By Les Abromovitz, Senior Director
On January 13, 2022, the SEC settled an enforcement action brought against a Registered Investment Advisor (“RIA”) in Malvern, Pennsylvania. The SEC alleged that the RIA failed to adopt and implement policies and procedures that are reasonably designed to prevent false or misleading advertisements. According to the SEC, those policies and procedures were inadequate in relation to the RIA’s hypothetical, backtested performance of the firm’s algorithmic strategies. Those policies and procedures were also inadequate because they failed to preserve certain advertisements that promoted the firm’s trading strategies.
Backtested performance returns must be consistent with live versions of the strategy
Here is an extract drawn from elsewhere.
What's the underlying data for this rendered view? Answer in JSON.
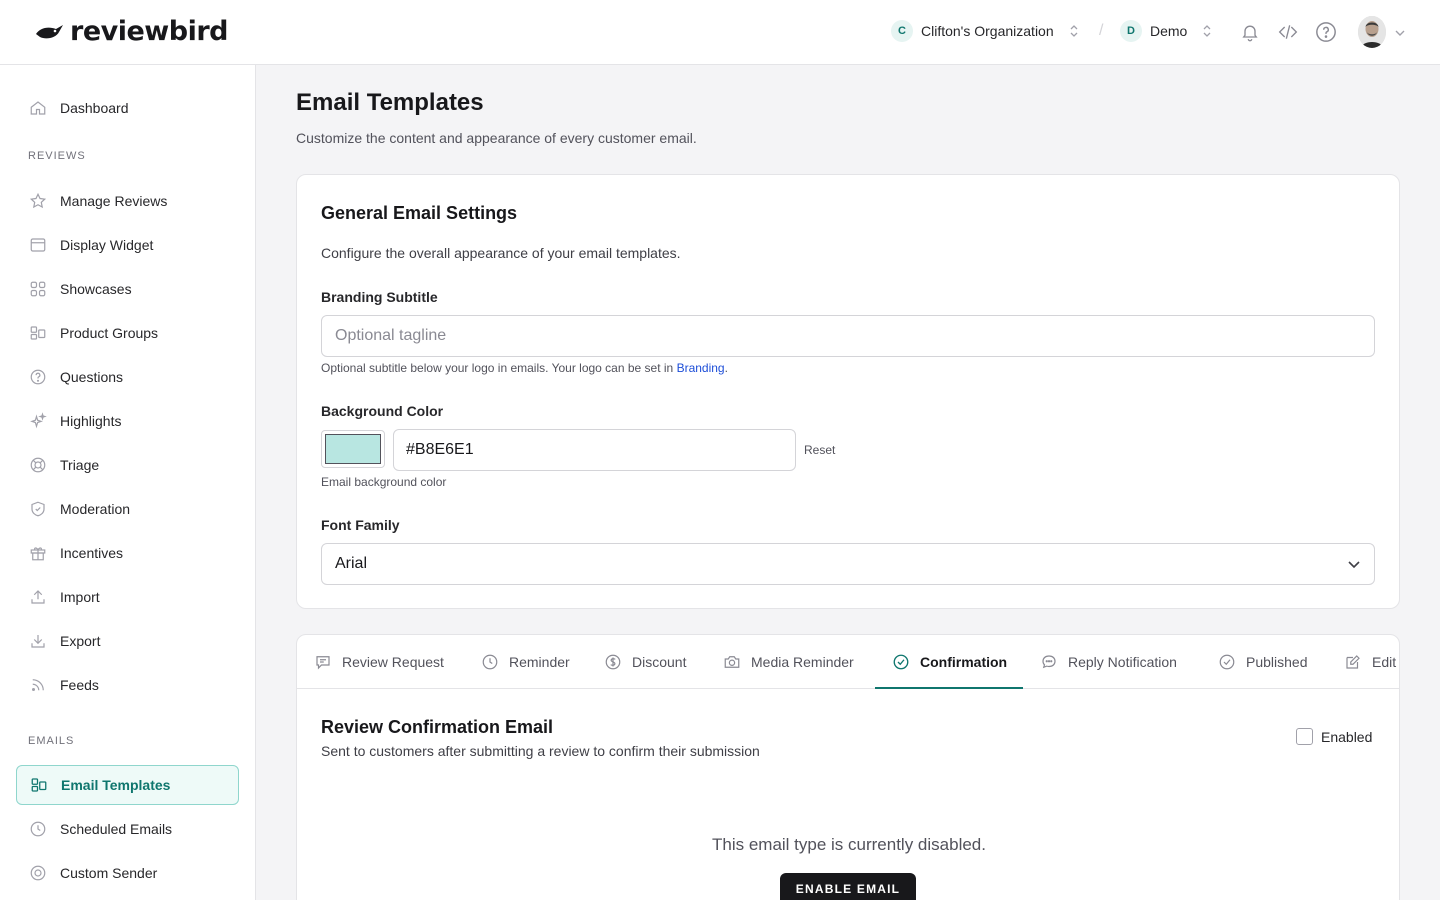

The SEC determined that the RIA advertised hypothetical, backtested performance results for its opportunistic all asset strategy without disclosing certain dissimilarities between the funds and other products used in the backtest and the funds included in the “live” version of the strategy. The backtest and the live strategy utilized different securities when constructing a model portfolio. Furthermore, certain funds used in the backtest were not adequately correlated with the securities they replaced in the live strategy.
The RIA maintained written policies and procedures that required the firm to comply with the SEC’s rules applicable to advertising. Unfortunately, the RIA failed to adopt and implement policies or procedures governing the preparation, presentation, and disclosure of hypothetical, backtested performance returns. This failure created a risk that the firm’s advertising of backtested results would incorporate an untrue statement of a material fact or might be otherwise false or misleading.
In addition, the RIA failed to preserve copies of the advertisements marketing its strategy, which were distributed to prospective clients between January 2016 and June 2016. During that time frame, the RIA prepared “tear-sheets” that advertised historical performance returns for the firm’s strategy. These advertisements were posted on the RIA’s public website and were provided to third-party advisors.
The SEC concluded that the RIA violated Section 206(4) of the Investment Advisers Act of 1940 and Rule 206(4)-7 thereunder. The RIA’s failure to preserve certain advertisements violated Section 204(a) of the Investment Advisers Act and Rule 204-2(a)(11) thereunder.
Without admitting or denying the findings, the RIA agreed to a cease-and-desist order, as well as censure. Furthermore, the RIA agreed to pay a civil penalty of $70,000. The enforcement action is available here.
New Marketing Rule’s application to hypothetical, backtested performance
Although this enforcement action was brought under the prior Advertising Rule, it is helpful to look at the requirements for hypothetical, backtested performance under the new Marketing Rule. The new rule establishes a compliance date of November 4, 2022.
“Hypothetical performance” refers to results that were not actually achieved by any portfolio of the RIA. Hypothetical performance specifically includes but is not limited to model performance, backtested performance, and targeted or projected performance returns.
Although hypothetical performance can potentially mislead investors, its use is permitted in advertisements under certain conditions. Before advertising hypothetical performance, an RIA must:
- Adopt and implement policies and procedures that are reasonably designed to ensure that the hypothetical performance is relevant to the likely financial situation and investment objectives of the intended audience of the advertisement;
- Provide sufficient information to enable the intended audience to understand the criteria used and assumptions made in calculating the hypothetical performance; and
- Provide sufficient information to enable the intended audience to understand the risks and limitations of using hypothetical performance in making investment decisions.
Policies and procedures should ensure that the RIA’s advertisements are accompanied by robust disclosures to keep them from being misleading. When the intended audience is an investor in a private fund, the RIA only has to offer to provide sufficient information to enable the intended audience to understand the risks and limitations of using hypothetical performance in making investment decisions.
The new Marketing Rule does not apply to certain hypothetical performance presentations:
- Communications containing hypothetical performance returns when given in response to an unsolicited request for such information from a prospective or current client or investor in a private fund advised by the advisor; or
- Communications containing hypothetical performance returns when given to a prospective or current investor in a private fund are advised by the advisor in one-on-one communication.
Even if communications containing hypothetical performance returns do not fall within the purview of the new Marketing Rule, they are still subject to the general antifraud requirements of the Investment Advisers Act.
As RIAs make the transition to the new rule, examiners will be scrutinizing firms’ advertisements, whether or not they include hypothetical, backtested performance results. Although this enforcement action was based upon the old Advertising Rule, there are valuable lessons that can be applied when the new Marketing Rule’s compliance date arrives.
As before, the new Marketing Rule requires RIAs to make and keep true, accurate, and current copies of advertisements in accordance with the Books and Records Rule. RIAs must retain thorough and complete books and records to support the performance presented, including calculation information.
RIAs that advertise hypothetical, backtested performance are unlikely to stay under the SEC’s radar. As part of the new Marketing Rule, the SEC added an item to Form ADV that requires the RIA to state whether any of its advertisements include hypothetical performance. According to the Adopting Release, this information is useful for examiners when preparing for examinations, especially considering that hypothetical performance can pose a heightened risk of misleading investors.